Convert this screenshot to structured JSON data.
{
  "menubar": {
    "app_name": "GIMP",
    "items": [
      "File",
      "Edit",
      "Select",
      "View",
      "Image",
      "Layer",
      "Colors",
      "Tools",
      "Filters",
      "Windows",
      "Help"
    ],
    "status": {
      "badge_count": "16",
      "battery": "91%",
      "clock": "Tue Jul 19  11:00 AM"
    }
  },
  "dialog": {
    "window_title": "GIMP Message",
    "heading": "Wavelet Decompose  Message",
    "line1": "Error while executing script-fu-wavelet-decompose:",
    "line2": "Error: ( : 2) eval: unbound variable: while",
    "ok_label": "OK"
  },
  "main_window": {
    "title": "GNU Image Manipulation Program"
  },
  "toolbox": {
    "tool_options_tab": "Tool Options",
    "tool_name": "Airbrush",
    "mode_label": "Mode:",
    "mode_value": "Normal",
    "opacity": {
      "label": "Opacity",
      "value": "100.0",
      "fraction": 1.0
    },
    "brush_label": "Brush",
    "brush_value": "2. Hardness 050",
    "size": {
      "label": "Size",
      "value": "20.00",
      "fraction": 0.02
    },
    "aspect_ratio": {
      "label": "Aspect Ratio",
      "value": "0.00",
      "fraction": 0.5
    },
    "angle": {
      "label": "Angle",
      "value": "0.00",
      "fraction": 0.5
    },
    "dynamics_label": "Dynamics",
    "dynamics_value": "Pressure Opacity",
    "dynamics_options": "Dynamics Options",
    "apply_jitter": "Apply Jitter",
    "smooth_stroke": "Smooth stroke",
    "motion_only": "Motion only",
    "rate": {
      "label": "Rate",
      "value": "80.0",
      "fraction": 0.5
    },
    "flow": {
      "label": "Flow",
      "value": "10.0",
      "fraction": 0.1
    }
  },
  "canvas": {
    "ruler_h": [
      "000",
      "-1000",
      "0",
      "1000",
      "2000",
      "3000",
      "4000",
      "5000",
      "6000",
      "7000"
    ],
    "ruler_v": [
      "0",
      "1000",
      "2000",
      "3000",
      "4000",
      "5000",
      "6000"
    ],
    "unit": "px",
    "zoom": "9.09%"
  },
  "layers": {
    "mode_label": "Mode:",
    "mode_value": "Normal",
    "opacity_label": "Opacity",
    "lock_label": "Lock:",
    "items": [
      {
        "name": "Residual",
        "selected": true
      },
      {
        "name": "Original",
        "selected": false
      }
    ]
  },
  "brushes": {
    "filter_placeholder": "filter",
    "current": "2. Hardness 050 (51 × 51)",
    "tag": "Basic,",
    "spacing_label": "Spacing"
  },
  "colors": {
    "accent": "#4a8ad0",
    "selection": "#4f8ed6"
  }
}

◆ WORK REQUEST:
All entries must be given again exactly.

◆ TASK RESPONSE:
Convert this screenshot to structured JSON data.
{
  "menubar": {
    "app_name": "GIMP",
    "items": [
      "File",
      "Edit",
      "Select",
      "View",
      "Image",
      "Layer",
      "Colors",
      "Tools",
      "Filters",
      "Windows",
      "Help"
    ],
    "status": {
      "badge_count": "16",
      "battery": "91%",
      "clock": "Tue Jul 19  11:00 AM"
    }
  },
  "dialog": {
    "window_title": "GIMP Message",
    "heading": "Wavelet Decompose  Message",
    "line1": "Error while executing script-fu-wavelet-decompose:",
    "line2": "Error: ( : 2) eval: unbound variable: while",
    "ok_label": "OK"
  },
  "main_window": {
    "title": "GNU Image Manipulation Program"
  },
  "toolbox": {
    "tool_options_tab": "Tool Options",
    "tool_name": "Airbrush",
    "mode_label": "Mode:",
    "mode_value": "Normal",
    "opacity": {
      "label": "Opacity",
      "value": "100.0",
      "fraction": 1.0
    },
    "brush_label": "Brush",
    "brush_value": "2. Hardness 050",
    "size": {
      "label": "Size",
      "value": "20.00",
      "fraction": 0.02
    },
    "aspect_ratio": {
      "label": "Aspect Ratio",
      "value": "0.00",
      "fraction": 0.5
    },
    "angle": {
      "label": "Angle",
      "value": "0.00",
      "fraction": 0.5
    },
    "dynamics_label": "Dynamics",
    "dynamics_value": "Pressure Opacity",
    "dynamics_options": "Dynamics Options",
    "apply_jitter": "Apply Jitter",
    "smooth_stroke": "Smooth stroke",
    "motion_only": "Motion only",
    "rate": {
      "label": "Rate",
      "value": "80.0",
      "fraction": 0.5
    },
    "flow": {
      "label": "Flow",
      "value": "10.0",
      "fraction": 0.1
    }
  },
  "canvas": {
    "ruler_h": [
      "000",
      "-1000",
      "0",
      "1000",
      "2000",
      "3000",
      "4000",
      "5000",
      "6000",
      "7000"
    ],
    "ruler_v": [
      "0",
      "1000",
      "2000",
      "3000",
      "4000",
      "5000",
      "6000"
    ],
    "unit": "px",
    "zoom": "9.09%"
  },
  "layers": {
    "mode_label": "Mode:",
    "mode_value": "Normal",
    "opacity_label": "Opacity",
    "lock_label": "Lock:",
    "items": [
      {
        "name": "Residual",
        "selected": true
      },
      {
        "name": "Original",
        "selected": false
      }
    ]
  },
  "brushes": {
    "filter_placeholder": "filter",
    "current": "2. Hardness 050 (51 × 51)",
    "tag": "Basic,",
    "spacing_label": "Spacing"
  },
  "colors": {
    "accent": "#4a8ad0",
    "selection": "#4f8ed6"
  }
}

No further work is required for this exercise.